[Extracted data entries]

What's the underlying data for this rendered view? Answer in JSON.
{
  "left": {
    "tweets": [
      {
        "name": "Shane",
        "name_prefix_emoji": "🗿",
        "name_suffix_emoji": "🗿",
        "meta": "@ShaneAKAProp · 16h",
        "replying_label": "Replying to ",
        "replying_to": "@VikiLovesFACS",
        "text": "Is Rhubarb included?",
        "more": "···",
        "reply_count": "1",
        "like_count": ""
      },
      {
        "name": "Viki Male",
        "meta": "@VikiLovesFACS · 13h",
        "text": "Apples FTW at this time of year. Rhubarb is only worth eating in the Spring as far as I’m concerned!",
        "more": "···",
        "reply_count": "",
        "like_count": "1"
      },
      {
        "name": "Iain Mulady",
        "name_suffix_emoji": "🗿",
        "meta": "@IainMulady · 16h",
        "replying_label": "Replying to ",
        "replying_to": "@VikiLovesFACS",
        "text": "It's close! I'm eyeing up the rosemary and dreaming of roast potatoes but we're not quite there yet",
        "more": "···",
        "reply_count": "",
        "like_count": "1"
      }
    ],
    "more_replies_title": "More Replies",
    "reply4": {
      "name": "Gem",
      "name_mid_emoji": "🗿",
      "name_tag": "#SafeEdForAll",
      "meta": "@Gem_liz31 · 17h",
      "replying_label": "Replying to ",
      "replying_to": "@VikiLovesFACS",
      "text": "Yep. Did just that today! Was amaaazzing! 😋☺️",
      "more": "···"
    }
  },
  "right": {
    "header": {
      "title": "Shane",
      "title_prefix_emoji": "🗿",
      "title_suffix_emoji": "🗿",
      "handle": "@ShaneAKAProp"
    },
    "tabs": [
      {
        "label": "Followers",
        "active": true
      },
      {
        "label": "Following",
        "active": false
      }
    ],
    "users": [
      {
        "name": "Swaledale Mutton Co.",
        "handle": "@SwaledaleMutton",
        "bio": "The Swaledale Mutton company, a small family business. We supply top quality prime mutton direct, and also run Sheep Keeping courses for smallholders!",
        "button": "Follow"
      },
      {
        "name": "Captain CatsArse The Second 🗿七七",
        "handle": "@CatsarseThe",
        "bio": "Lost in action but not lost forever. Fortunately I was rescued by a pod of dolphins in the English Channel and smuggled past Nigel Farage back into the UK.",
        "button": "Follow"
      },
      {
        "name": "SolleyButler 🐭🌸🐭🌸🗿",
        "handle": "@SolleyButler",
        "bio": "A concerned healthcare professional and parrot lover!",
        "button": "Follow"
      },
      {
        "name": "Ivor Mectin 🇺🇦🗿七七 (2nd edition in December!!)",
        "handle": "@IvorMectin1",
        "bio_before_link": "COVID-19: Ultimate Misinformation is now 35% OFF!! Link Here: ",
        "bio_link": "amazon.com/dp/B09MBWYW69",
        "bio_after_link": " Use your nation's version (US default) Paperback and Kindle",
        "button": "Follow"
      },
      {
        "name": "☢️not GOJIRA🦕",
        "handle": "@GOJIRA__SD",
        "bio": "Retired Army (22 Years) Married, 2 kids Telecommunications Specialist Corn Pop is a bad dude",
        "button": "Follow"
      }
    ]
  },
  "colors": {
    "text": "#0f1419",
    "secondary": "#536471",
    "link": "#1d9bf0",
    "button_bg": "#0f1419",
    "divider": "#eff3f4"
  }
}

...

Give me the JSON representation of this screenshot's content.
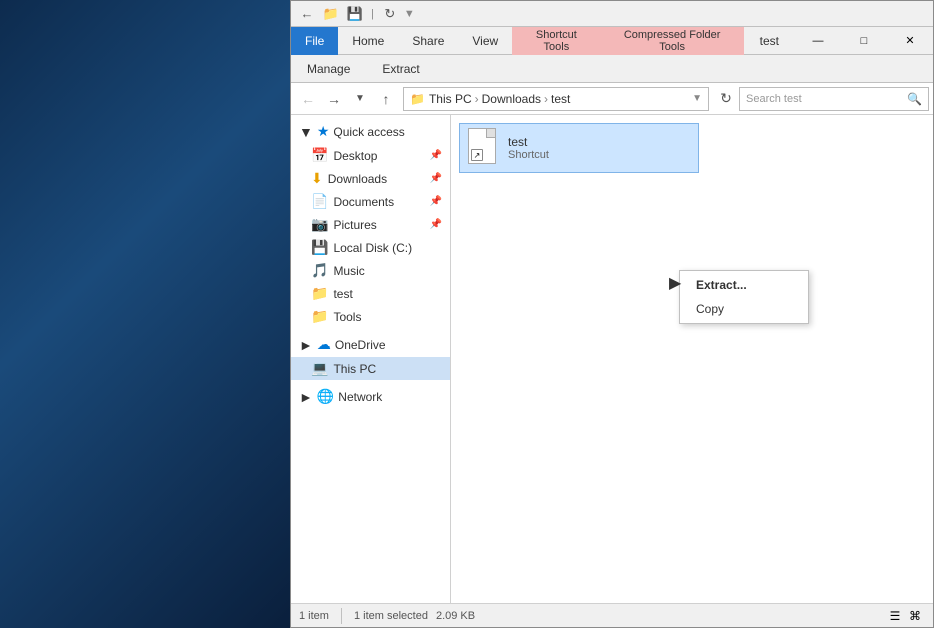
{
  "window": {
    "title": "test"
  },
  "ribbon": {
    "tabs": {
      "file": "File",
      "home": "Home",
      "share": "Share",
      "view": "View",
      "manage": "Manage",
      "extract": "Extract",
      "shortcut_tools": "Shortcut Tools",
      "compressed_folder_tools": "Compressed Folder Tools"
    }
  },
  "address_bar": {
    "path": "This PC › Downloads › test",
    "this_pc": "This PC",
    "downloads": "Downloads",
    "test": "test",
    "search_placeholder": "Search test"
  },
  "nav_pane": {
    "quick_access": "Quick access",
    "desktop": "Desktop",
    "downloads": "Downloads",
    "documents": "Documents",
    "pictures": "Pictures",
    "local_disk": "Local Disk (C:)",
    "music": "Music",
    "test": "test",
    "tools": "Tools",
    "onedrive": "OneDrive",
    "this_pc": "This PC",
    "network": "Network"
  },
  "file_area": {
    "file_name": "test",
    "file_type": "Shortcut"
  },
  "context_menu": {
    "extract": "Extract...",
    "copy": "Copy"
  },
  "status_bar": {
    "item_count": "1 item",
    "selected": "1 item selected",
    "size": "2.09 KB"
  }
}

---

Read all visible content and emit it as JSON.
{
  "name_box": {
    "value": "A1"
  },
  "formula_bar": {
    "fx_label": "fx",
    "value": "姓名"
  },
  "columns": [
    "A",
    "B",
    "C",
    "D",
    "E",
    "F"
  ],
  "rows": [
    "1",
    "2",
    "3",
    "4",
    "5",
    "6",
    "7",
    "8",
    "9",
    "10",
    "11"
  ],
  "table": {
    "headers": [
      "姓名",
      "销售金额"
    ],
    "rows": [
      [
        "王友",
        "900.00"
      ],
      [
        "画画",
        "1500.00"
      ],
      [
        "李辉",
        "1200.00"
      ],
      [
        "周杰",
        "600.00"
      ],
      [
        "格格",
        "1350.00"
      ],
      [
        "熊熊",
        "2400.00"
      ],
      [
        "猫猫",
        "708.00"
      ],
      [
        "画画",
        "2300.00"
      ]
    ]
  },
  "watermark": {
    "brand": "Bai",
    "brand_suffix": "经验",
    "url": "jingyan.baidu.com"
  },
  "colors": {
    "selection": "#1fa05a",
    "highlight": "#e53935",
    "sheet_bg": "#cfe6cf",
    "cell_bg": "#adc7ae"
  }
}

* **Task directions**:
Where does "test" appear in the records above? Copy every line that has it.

* **Completed exercise**:
    "title": "test"
    "path": "This PC › Downloads › test",
    "test": "test",
    "search_placeholder": "Search test"
    "test": "test",
    "file_name": "test",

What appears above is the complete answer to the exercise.